TOKYO, Dec 2 (Reuters) - Japanese shares rose on Monday by the most in a month after data showed China’s factory activity and domestic demand picked up, easing concern about the health of the world’s second-largest economy.
At 0150 GMT the Nikkei index was up 1.02% to 23,531.85, led by gains in the industrial sector and the consumer discretionary sector. So far this year the index is up 16.38%.
Japanese shares started brightly in reaction to government data released Friday that showed improvement in China’s vast manufacturing sector, suggesting Beijing’s stimulus measures are starting to support growth.
Shares extended gains after a separate survey of China’s manufacturing sector was revised up to show the fastest growth in almost three years, but an ongoing trade war between the United States and China remains a risk to the outlook.
There were 205 advancers on the Nikkei index against 18 decliners on Monday.
The largest percentage gainers in the index were electrical equipment makers GS Yuasa Corp up 3.57%, followed by Taiyo Yuden Co Ltd gaining 3.28% and Sumitomo Electric Industries Ltd up by 2.97%.
The largest percentage losses in the index were power cable maker Fujikura Ltd down 2.12%, followed by oil refiner Idemitsu Kosan Co Ltd losing 1.47% and Suzuki Motor Corp down by 1.15%.

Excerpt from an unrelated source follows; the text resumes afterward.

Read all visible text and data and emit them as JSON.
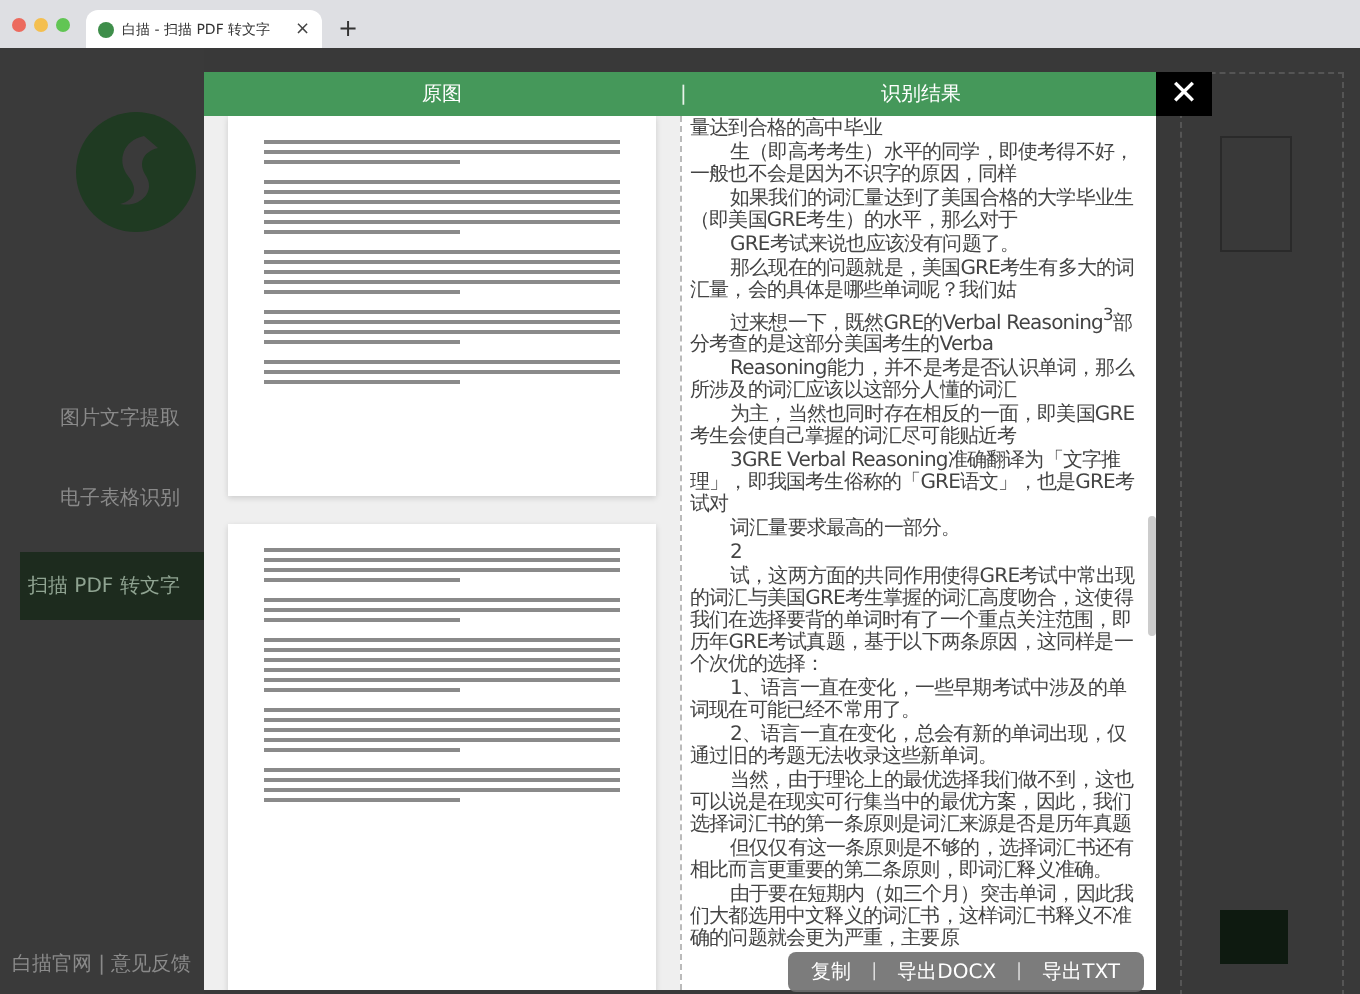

Some Japanese shares got a boost after reports of robust online sales in the United States on Black Friday last week, when companies offer discounts to mark the start of the year-end shopping season.
Japanese stocks also rose after the yen fell to a six-month low of 109.715 versus the dollar. A weaker yen inflates exporters’ earnings when repatriated from overseas.
The Topix index rose 0.88% on Monday to 1,714.30.
The volume of shares traded on the Tokyo Stock Exchange’s main board was 0.38 billion, compared to the average of 1.26 billion in the past 30 days. (Editing by Stephen Coates)